South Africans hunt for bargains online

first_img26 January 2009Local e-commerce comparison site Jump Shopping chose bidorbuy as the best South African online auction site for the third year running in 2008. Bidorbuy attributes its success to a simple business model: make a website and allow other people to trade on it among themselves.Established in 1999 for individuals to buy and sell their wares online, bidorbuy’s registered users passed the 300 000 mark by November, a growth of 40%, while average sales have risen from about R9-million a month a year ago to about R20-million a month currently.About 80% of transactions are concluded in the auction format, the remainder being fixed-price sales. In line with perceived international trends, the company expects an increase in fixed-price listings.“The move towards fixed-price items seems the logical next step,” says bidorbuy director Andy Higgins.“After all, some people prefer to come to the site, browse, and buy. They don’t want to waste time on a lengthy bidding process at the end of which they may have nothing to show for it, because someone else might outbid them and walk away with the item they wanted to buy.”Crazy Wednesday, Snap FridayHowever, according to bidorbuy, their sellers do not quite see it that way: many maintain that they have a better chance of selling their merchandise, and at a higher profit, when they list them in auction format.The buyers, meanwhile, favour the auctions starting from R1 with no reserve, which have become so popular that the company has dedicated two days of the week to such auctions: Crazy Wednesday and Snap Friday.Most of the R1, no-reserve, items on bidorbuy are in the low to medium value category, though every now and then a seller will stage a surprise and raise everything: a two-bedroom apartment in Helderkruin, in Gauteng’s West Rand, closed at R390 000, having opened at R1 without reserve, while a second-hand Mercedes Benz CLK320 has also appeared on a R1 no-reserve auction.“It must be emphasised that auctions are not an efficient way of selling all goods – they do not always work well for items whose price can be anticipated in advance,” Higgins says. “But auctions do excel when they are called to set the price for items of indeterminable value, for example collectibles or used items. In those cases, the auctions provide a very good dynamic pricing mechanism.”Simple formulaAll in all, the bidorbuy business model boils down to a very simple formula: make a website and allow other people to trade on it among themselves, the company says.“As a company, bidorbuy has no contact with the goods traded on its site.
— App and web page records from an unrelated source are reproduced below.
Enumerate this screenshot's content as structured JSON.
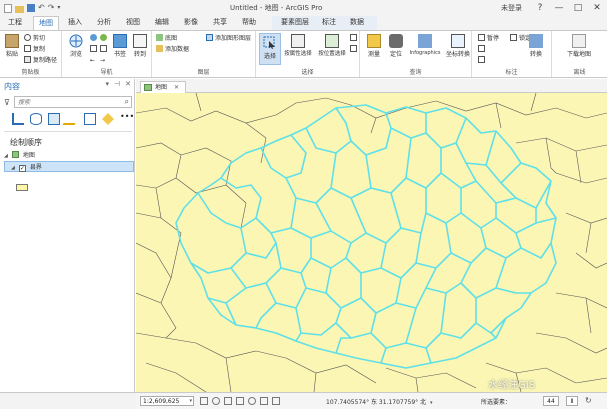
{
  "titlebar": {
    "title": "Untitled - 地图 - ArcGIS Pro",
    "login": "未登录",
    "help": "?",
    "minimize": "—",
    "maximize": "□",
    "close": "✕"
  },
  "tabs": [
    {
      "label": "工程"
    },
    {
      "label": "地图"
    },
    {
      "label": "插入"
    },
    {
      "label": "分析"
    },
    {
      "label": "视图"
    },
    {
      "label": "编辑"
    },
    {
      "label": "影像"
    },
    {
      "label": "共享"
    },
    {
      "label": "帮助"
    },
    {
      "label": "要素图层"
    },
    {
      "label": "标注"
    },
    {
      "label": "数据"
    }
  ],
  "ribbon": {
    "clipboard": {
      "label": "剪贴板",
      "paste": "粘贴",
      "cut": "剪切",
      "copy": "复制",
      "copy_path": "复制路径"
    },
    "navigate": {
      "label": "导航",
      "explore": "浏览",
      "bookmarks": "书签",
      "goto": "转到"
    },
    "layer": {
      "label": "图层",
      "basemap": "底图",
      "add_data": "添加数据",
      "add_graphics": "添加图形图层"
    },
    "selection": {
      "label": "选择",
      "select": "选择",
      "by_attr": "按属性选择",
      "by_loc": "按位置选择"
    },
    "inquiry": {
      "label": "查询",
      "measure": "测量",
      "locate": "定位",
      "infographics": "Infographics",
      "coord_convert": "坐标转换"
    },
    "labeling": {
      "label": "标注",
      "pause": "暂停",
      "lock": "锁定",
      "convert": "转换"
    },
    "offline": {
      "label": "离线",
      "download_map": "下载地图"
    }
  },
  "contents": {
    "title": "内容",
    "search_placeholder": "搜索",
    "draw_order": "绘制顺序",
    "map_node": "地图",
    "layer_node": "县界"
  },
  "map_view": {
    "tab_label": "地图",
    "tab_close": "✕"
  },
  "status": {
    "scale": "1:2,609,625",
    "coords": "107.7405574° 东 31.1707759° 北",
    "selected_label": "所选要素：",
    "selected_count": "44",
    "pause": "Ⅱ",
    "refresh": "↻"
  },
  "watermark": "水经注GIS",
  "colors": {
    "accent": "#2a6db5",
    "map_fill": "#fbf6b4",
    "selection": "#5fe0e8",
    "boundary": "#555555"
  }
}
It does not need to worry about warehouses and shipping and other complicated details.”Bidorbuy also points out that its business model has shown unusual vitality in these times of the economic gloom.“Up to a point, consumer-to-consumer online sites like bidorbuy.co.za thrive on recession, because that is when people come to the site to sell in order to improve their finances and to buy bargains in order to save on their expenses.”SAinfo reporter Would you like to use this article in your publicationor on your website?See: Using SAinfo materiallast_img read more